Taste a small spoonful of mousse. If it is still too tart, carefully fold in more powdered sugar in small increments (1/4 cup or less) until it's sweet enough for you. At this point, you can also add food coloring to achieve the desired "raspberry color" if needed.
Allow to cool in refrigerator ~30-45 min, or until it begins to stabilize. This gives the gelatin time to set, so that your filling can withstand the weight of a cake layer without oozing out the sides of the cake.
Raspberry Syrup Recipe (to soak the cake layers with)1 cup raspberry juice, divided into 1/2 cups (reserved from drained frozen raspberries)
1/2 cup sugar
1/3 cup seedless raspberry jam
optional: 3 Tbsp chocolate syrup
Add 1/2 cup sugar to 1/2 cup raspberry juice, and boil on stove top until sugar is dissolved.
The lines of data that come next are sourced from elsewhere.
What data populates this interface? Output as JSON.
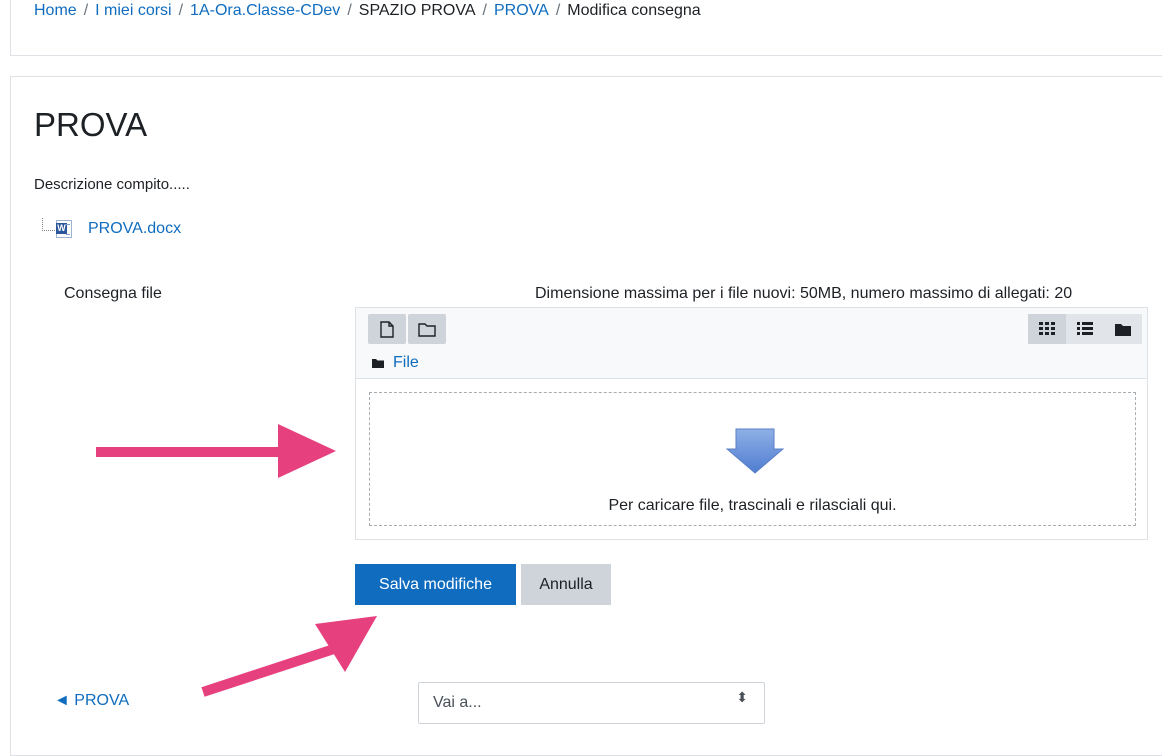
{
  "breadcrumb": {
    "items": [
      "Home",
      "I miei corsi",
      "1A-Ora.Classe-CDev",
      "SPAZIO PROVA",
      "PROVA",
      "Modifica consegna"
    ],
    "separator": "/"
  },
  "page": {
    "title": "PROVA",
    "description": "Descrizione compito.....",
    "attachment": "PROVA.docx"
  },
  "submission": {
    "field_label": "Consegna file",
    "limits": "Dimensione massima per i file nuovi: 50MB, numero massimo di allegati: 20",
    "path_label": "File",
    "drop_message": "Per caricare file, trascinali e rilasciali qui."
  },
  "buttons": {
    "save": "Salva modifiche",
    "cancel": "Annulla"
  },
  "footer": {
    "prev_link": "◄ PROVA",
    "jump_value": "Vai a...",
    "jump_caret": "⬍"
  },
  "colors": {
    "link": "#0f6cbf",
    "primary": "#0f6cbf",
    "annotation_arrow": "#e6407f"
  },
  "icons": [
    "new-file-icon",
    "new-folder-icon",
    "grid-view-icon",
    "list-view-icon",
    "tree-view-icon",
    "folder-icon",
    "upload-arrow-icon",
    "word-doc-icon"
  ]
}
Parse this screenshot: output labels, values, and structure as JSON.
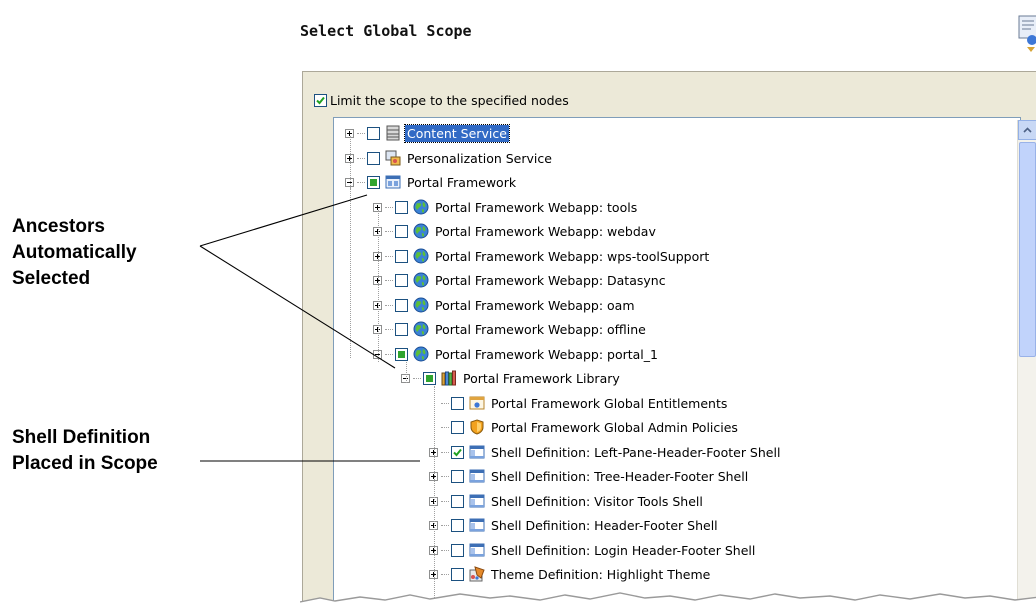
{
  "header": {
    "title": "Select Global Scope"
  },
  "limit_scope": {
    "label": "Limit the scope to the specified nodes",
    "checked": true
  },
  "tree": {
    "nodes": [
      {
        "label": "Content Service",
        "icon": "database-icon",
        "expander": "plus",
        "check": "unchecked",
        "selected": true
      },
      {
        "label": "Personalization Service",
        "icon": "personalization-service-icon",
        "expander": "plus",
        "check": "unchecked"
      },
      {
        "label": "Portal Framework",
        "icon": "portal-framework-icon",
        "expander": "minus",
        "check": "partial"
      },
      {
        "label": "Portal Framework Webapp: tools",
        "icon": "globe-icon",
        "expander": "plus",
        "check": "unchecked"
      },
      {
        "label": "Portal Framework Webapp: webdav",
        "icon": "globe-icon",
        "expander": "plus",
        "check": "unchecked"
      },
      {
        "label": "Portal Framework Webapp: wps-toolSupport",
        "icon": "globe-icon",
        "expander": "plus",
        "check": "unchecked"
      },
      {
        "label": "Portal Framework Webapp: Datasync",
        "icon": "globe-icon",
        "expander": "plus",
        "check": "unchecked"
      },
      {
        "label": "Portal Framework Webapp: oam",
        "icon": "globe-icon",
        "expander": "plus",
        "check": "unchecked"
      },
      {
        "label": "Portal Framework Webapp: offline",
        "icon": "globe-icon",
        "expander": "plus",
        "check": "unchecked"
      },
      {
        "label": "Portal Framework Webapp: portal_1",
        "icon": "globe-icon",
        "expander": "minus",
        "check": "partial"
      },
      {
        "label": "Portal Framework Library",
        "icon": "library-books-icon",
        "expander": "minus",
        "check": "partial"
      },
      {
        "label": "Portal Framework Global Entitlements",
        "icon": "entitlements-icon",
        "expander": "none",
        "check": "unchecked"
      },
      {
        "label": "Portal Framework Global Admin Policies",
        "icon": "shield-icon",
        "expander": "none",
        "check": "unchecked"
      },
      {
        "label": "Shell Definition: Left-Pane-Header-Footer Shell",
        "icon": "shell-definition-icon",
        "expander": "plus",
        "check": "checked"
      },
      {
        "label": "Shell Definition: Tree-Header-Footer Shell",
        "icon": "shell-definition-icon",
        "expander": "plus",
        "check": "unchecked"
      },
      {
        "label": "Shell Definition: Visitor Tools Shell",
        "icon": "shell-definition-icon",
        "expander": "plus",
        "check": "unchecked"
      },
      {
        "label": "Shell Definition: Header-Footer Shell",
        "icon": "shell-definition-icon",
        "expander": "plus",
        "check": "unchecked"
      },
      {
        "label": "Shell Definition: Login Header-Footer Shell",
        "icon": "shell-definition-icon",
        "expander": "plus",
        "check": "unchecked"
      },
      {
        "label": "Theme Definition: Highlight Theme",
        "icon": "theme-definition-icon",
        "expander": "plus",
        "check": "unchecked"
      }
    ]
  },
  "annotations": {
    "ancestors": [
      "Ancestors",
      "Automatically",
      "Selected"
    ],
    "shell": [
      "Shell Definition",
      "Placed in Scope"
    ]
  },
  "colors": {
    "selection": "#316ac5",
    "check_green": "#2fa42f",
    "panel_bg": "#ece9d8"
  }
}
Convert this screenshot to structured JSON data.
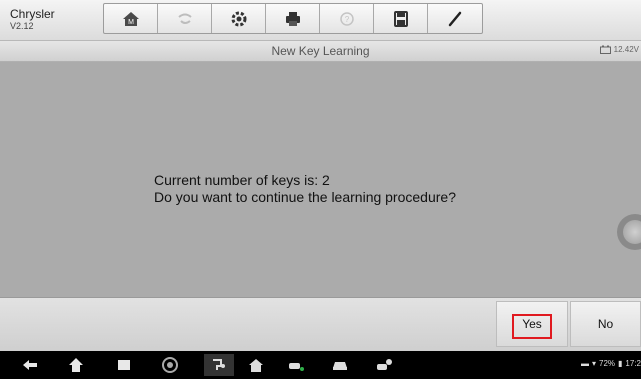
{
  "app": {
    "name": "Chrysler",
    "version": "V2.12"
  },
  "toolbar": {
    "buttons": [
      {
        "icon": "home-icon"
      },
      {
        "icon": "vehicle-swap-icon"
      },
      {
        "icon": "settings-icon"
      },
      {
        "icon": "print-icon"
      },
      {
        "icon": "help-icon"
      },
      {
        "icon": "save-icon"
      },
      {
        "icon": "pen-icon"
      }
    ]
  },
  "titlebar": {
    "title": "New Key Learning",
    "battery_voltage": "12.42V"
  },
  "message": {
    "line1": "Current number of keys is: 2",
    "line2": "Do you want to continue the learning procedure?"
  },
  "footer": {
    "yes_label": "Yes",
    "no_label": "No"
  },
  "colors": {
    "highlight": "#e0191f",
    "content_bg": "#ababab"
  },
  "statusbar": {
    "battery": "72%",
    "time": "17:2"
  }
}
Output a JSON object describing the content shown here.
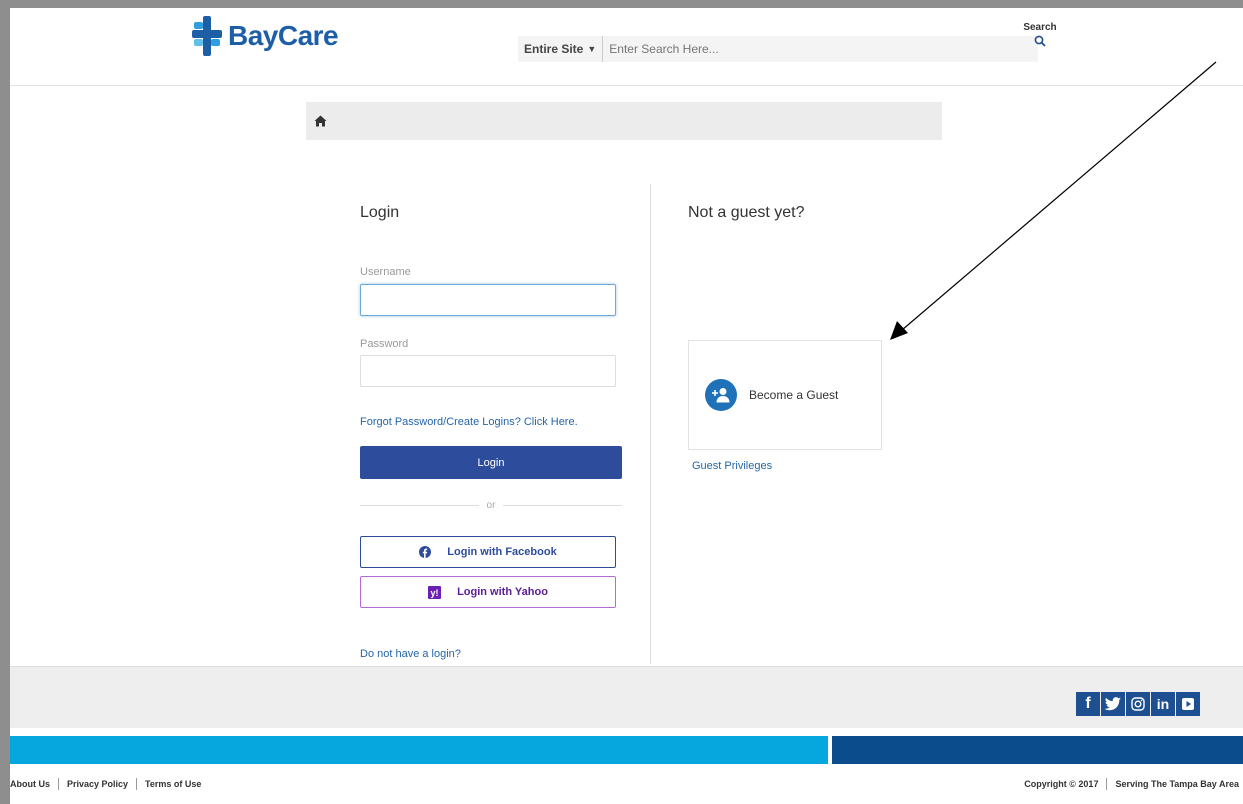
{
  "header": {
    "brand": "BayCare",
    "search_scope": "Entire Site",
    "search_placeholder": "Enter Search Here...",
    "search_label": "Search"
  },
  "login": {
    "title": "Login",
    "username_label": "Username",
    "username_value": "",
    "password_label": "Password",
    "password_value": "",
    "forgot_link": "Forgot Password/Create Logins? Click Here.",
    "login_button": "Login",
    "or_text": "or",
    "facebook_button": "Login with Facebook",
    "yahoo_button": "Login with Yahoo",
    "no_login_link": "Do not have a login?"
  },
  "guest": {
    "title": "Not a guest yet?",
    "become_guest": "Become a Guest",
    "privileges_link": "Guest Privileges"
  },
  "footer": {
    "links": [
      "About Us",
      "Privacy Policy",
      "Terms of Use"
    ],
    "copyright": "Copyright © 2017",
    "tagline": "Serving The Tampa Bay Area",
    "social": [
      "facebook-icon",
      "twitter-icon",
      "instagram-icon",
      "linkedin-icon",
      "youtube-icon"
    ]
  },
  "colors": {
    "brand_blue": "#1d5fa6",
    "login_button": "#2d4d9c",
    "footer_light": "#05a7de",
    "footer_dark": "#0b4c8c",
    "yahoo_purple": "#5a1e96"
  }
}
Once sugar is dissolved, reduce heat and carefully add jam, stirring just until dissolved.
Remove from heat, let cool.
Add remaining 1/2 cup uncooked raspberry juice (Note: I think that adding the last 1/2 cup of raspberry juice at the end, rather than cooking it with the sugar, helps preserve some of the fresh raspberry flavor, as some flavor compounds are destroyed by heat).
Add chocolate syrup to mixture if desired
Chocolate Raspberry Mousse Cake AssemblyLet the cake layers cool. If they came out crowned, remove a thin slice off the top to level them (cut through carefully using cake leveler, large kitchen knife, or my preferred method: dental floss). Leveling the cakes also helps them absorb the raspberry syrup by exposing the inner crumb.
Put first layer on your cake plate. Drizzle evenly with up to 1/3 cup raspberry syrup. Spread with raspberry mousse (1/2 inch to 1 inch layer) that has already cooled in refrigerator for about 30 min. Put the cake assembly in fridge for another 30 min or longer to let the mousse stabilize more before placing second cake layer on top.
Add the second cake layer and drizzle it with 1/4 to 1/3 cup raspberry syrup. Pour and spread the chocolate ganache across the top and sides of the cake. Garnish top with 19 fresh raspberries (16 raspberries around edge, three in middle).
And, you're done! Yum! I hope you like this raspberry mousse chocolate cake!